§ What is required
Could you filter the data below down to the lines that hold the word "this"?

━━━━━━━━━━━━━━━━━━━━━━━━━━━━━━

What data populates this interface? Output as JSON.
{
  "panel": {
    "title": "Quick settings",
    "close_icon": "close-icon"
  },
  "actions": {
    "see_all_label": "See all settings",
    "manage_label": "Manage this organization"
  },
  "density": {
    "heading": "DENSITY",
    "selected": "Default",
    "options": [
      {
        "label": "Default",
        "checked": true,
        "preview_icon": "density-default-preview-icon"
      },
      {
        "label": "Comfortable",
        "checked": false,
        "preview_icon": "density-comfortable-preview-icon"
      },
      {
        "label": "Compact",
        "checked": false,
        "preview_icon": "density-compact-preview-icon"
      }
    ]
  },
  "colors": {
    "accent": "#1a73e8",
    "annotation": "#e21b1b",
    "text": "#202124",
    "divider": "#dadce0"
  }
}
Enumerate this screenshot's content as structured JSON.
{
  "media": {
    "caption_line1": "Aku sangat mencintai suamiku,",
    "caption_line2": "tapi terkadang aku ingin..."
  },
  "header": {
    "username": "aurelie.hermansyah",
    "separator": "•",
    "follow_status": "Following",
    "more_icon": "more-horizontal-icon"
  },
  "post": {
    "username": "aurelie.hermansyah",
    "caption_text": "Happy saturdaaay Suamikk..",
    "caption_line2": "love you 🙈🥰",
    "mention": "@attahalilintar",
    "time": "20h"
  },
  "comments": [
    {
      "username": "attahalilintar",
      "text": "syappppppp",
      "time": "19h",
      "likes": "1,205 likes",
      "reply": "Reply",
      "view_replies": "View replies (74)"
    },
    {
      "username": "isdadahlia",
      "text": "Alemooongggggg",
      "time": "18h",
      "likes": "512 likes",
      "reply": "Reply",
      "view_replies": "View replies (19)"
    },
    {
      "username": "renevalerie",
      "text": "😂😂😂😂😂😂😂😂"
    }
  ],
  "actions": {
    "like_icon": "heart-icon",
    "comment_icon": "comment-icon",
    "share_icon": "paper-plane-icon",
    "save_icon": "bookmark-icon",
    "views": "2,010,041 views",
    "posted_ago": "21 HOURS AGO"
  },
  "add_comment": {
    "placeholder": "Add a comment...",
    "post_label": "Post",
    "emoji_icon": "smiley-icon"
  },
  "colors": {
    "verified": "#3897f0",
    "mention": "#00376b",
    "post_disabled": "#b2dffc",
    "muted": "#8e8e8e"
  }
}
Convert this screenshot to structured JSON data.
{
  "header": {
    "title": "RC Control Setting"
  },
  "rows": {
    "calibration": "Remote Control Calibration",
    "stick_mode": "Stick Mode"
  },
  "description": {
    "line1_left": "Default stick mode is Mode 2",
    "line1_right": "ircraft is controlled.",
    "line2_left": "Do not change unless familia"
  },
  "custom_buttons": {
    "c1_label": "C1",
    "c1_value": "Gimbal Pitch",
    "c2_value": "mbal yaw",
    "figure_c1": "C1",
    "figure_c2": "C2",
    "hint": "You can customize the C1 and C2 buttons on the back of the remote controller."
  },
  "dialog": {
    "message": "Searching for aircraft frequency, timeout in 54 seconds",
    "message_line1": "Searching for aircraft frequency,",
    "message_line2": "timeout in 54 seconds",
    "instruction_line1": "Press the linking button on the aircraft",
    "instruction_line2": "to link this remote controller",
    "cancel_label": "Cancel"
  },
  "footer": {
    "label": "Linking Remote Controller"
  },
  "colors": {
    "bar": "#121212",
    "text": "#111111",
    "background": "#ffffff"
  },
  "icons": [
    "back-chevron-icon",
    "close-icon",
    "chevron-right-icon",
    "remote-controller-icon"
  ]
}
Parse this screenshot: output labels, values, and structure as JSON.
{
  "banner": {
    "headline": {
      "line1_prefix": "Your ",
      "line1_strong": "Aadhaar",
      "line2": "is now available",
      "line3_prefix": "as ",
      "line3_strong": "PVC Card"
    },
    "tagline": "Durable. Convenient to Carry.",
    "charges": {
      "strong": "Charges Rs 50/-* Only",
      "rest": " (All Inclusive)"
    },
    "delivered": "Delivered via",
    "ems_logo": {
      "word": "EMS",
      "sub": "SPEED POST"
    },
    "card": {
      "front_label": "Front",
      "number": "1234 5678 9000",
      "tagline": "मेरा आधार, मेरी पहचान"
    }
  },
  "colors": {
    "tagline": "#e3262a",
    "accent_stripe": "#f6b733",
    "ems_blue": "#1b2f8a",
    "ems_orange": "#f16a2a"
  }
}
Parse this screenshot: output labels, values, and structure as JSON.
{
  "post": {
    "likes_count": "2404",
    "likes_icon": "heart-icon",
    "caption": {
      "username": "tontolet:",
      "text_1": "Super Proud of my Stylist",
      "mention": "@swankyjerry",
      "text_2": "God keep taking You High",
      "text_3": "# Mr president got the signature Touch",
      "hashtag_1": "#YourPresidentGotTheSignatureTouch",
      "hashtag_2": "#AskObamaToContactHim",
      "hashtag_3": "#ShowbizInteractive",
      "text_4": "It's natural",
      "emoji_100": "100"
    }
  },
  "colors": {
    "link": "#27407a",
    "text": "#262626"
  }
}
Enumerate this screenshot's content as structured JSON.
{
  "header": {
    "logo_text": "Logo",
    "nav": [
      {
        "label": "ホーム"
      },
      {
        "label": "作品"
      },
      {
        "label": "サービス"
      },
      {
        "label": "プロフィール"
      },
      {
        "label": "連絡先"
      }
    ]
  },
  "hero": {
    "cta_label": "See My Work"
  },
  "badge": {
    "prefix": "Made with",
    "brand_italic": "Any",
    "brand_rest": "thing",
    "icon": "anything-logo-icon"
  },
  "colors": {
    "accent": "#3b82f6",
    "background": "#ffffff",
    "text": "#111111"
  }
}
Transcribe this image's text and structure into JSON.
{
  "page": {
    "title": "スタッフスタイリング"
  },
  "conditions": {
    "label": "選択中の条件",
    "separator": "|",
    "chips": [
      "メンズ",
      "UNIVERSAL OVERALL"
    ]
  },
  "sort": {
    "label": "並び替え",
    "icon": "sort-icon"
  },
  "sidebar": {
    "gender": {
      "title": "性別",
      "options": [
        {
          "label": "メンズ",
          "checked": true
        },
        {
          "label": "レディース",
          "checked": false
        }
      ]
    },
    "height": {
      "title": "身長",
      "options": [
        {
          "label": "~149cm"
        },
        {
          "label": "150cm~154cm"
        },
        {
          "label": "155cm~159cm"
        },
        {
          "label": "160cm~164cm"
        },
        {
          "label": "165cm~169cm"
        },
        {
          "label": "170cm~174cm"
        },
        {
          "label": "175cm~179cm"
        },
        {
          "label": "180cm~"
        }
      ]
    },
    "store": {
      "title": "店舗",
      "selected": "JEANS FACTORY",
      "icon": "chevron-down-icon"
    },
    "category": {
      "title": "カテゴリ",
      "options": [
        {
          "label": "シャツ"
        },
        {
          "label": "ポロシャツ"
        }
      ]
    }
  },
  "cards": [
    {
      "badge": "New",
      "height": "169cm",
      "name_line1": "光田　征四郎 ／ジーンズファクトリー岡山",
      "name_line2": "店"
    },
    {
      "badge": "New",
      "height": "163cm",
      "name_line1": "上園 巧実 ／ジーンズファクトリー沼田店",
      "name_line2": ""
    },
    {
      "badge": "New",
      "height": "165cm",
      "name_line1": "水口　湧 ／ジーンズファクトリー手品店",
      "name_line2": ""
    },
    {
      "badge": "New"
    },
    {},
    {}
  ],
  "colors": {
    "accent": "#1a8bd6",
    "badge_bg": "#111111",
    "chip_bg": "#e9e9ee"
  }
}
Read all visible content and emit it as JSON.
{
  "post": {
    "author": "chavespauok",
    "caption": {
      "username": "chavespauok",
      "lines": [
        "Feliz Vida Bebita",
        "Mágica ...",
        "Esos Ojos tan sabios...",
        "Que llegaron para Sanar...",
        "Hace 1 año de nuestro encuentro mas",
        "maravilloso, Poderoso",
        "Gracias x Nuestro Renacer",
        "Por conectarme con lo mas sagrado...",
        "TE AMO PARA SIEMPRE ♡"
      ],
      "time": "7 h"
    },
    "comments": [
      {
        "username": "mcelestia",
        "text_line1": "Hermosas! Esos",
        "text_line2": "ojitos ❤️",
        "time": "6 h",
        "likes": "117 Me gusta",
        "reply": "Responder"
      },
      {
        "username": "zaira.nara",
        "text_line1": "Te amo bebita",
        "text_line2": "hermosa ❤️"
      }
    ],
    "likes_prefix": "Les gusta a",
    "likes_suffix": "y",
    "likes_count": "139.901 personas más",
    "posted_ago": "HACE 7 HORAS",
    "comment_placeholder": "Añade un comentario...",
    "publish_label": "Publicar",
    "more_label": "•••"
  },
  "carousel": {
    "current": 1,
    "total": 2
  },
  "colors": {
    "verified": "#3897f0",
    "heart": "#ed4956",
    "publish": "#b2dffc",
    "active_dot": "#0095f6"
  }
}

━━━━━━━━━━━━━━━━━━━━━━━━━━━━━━

§ Response to the task
What data populates this interface? Output as JSON.
    "manage_label": "Manage this organization"
Enumerate this screenshot's content as structured JSON.
Convert this screenshot to structured JSON data.
    "instruction_line2": "to link this remote controller",
Parse this screenshot: output labels, values, and structure as JSON.
Parse this screenshot: output labels, values, and structure as JSON.
Enumerate this screenshot's content as structured JSON.
Transcribe this image's text and structure into JSON.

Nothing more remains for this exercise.